> Problem to work on:
Though the entries contain pictures, the copy you make should hold only the rest, exactly as written.

> Supplied data:

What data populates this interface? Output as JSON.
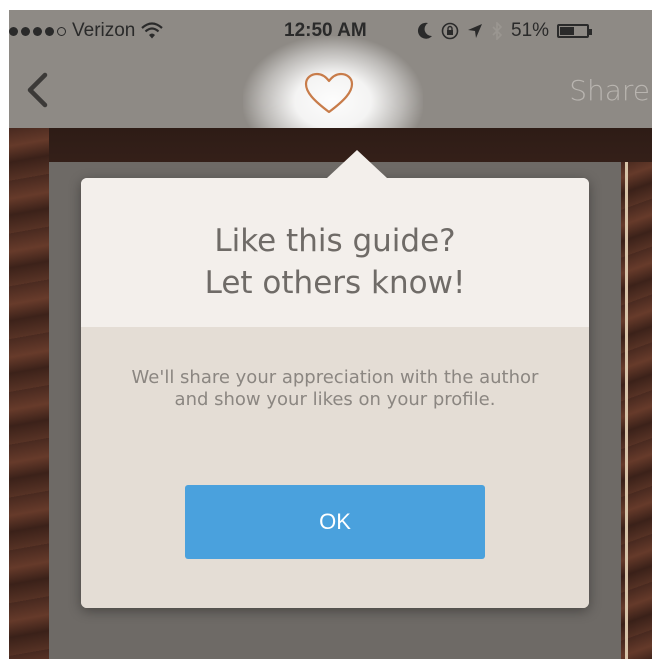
{
  "status_bar": {
    "carrier": "Verizon",
    "time": "12:50 AM",
    "battery_percent": "51%",
    "battery_level": 0.51,
    "signal_bars_filled": 4,
    "signal_bars_total": 5,
    "icons": [
      "wifi-icon",
      "moon-icon",
      "orientation-lock-icon",
      "location-arrow-icon",
      "bluetooth-icon",
      "battery-icon"
    ]
  },
  "nav": {
    "back_icon": "chevron-left-icon",
    "like_icon": "heart-icon",
    "share_label": "Share"
  },
  "popover": {
    "title_line1": "Like this guide?",
    "title_line2": "Let others know!",
    "message": "We'll share your appreciation with the author and show your likes on your profile.",
    "ok_label": "OK"
  },
  "colors": {
    "accent": "#4aa1dd",
    "heart": "#c87c4a",
    "popover_header": "#f3efeb",
    "popover_body": "#e4ddd5"
  }
}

> Output of the exercise:
What data populates this interface? Output as JSON.
{
  "status_bar": {
    "carrier": "Verizon",
    "time": "12:50 AM",
    "battery_percent": "51%",
    "battery_level": 0.51,
    "signal_bars_filled": 4,
    "signal_bars_total": 5,
    "icons": [
      "wifi-icon",
      "moon-icon",
      "orientation-lock-icon",
      "location-arrow-icon",
      "bluetooth-icon",
      "battery-icon"
    ]
  },
  "nav": {
    "back_icon": "chevron-left-icon",
    "like_icon": "heart-icon",
    "share_label": "Share"
  },
  "popover": {
    "title_line1": "Like this guide?",
    "title_line2": "Let others know!",
    "message": "We'll share your appreciation with the author and show your likes on your profile.",
    "ok_label": "OK"
  },
  "colors": {
    "accent": "#4aa1dd",
    "heart": "#c87c4a",
    "popover_header": "#f3efeb",
    "popover_body": "#e4ddd5"
  }
}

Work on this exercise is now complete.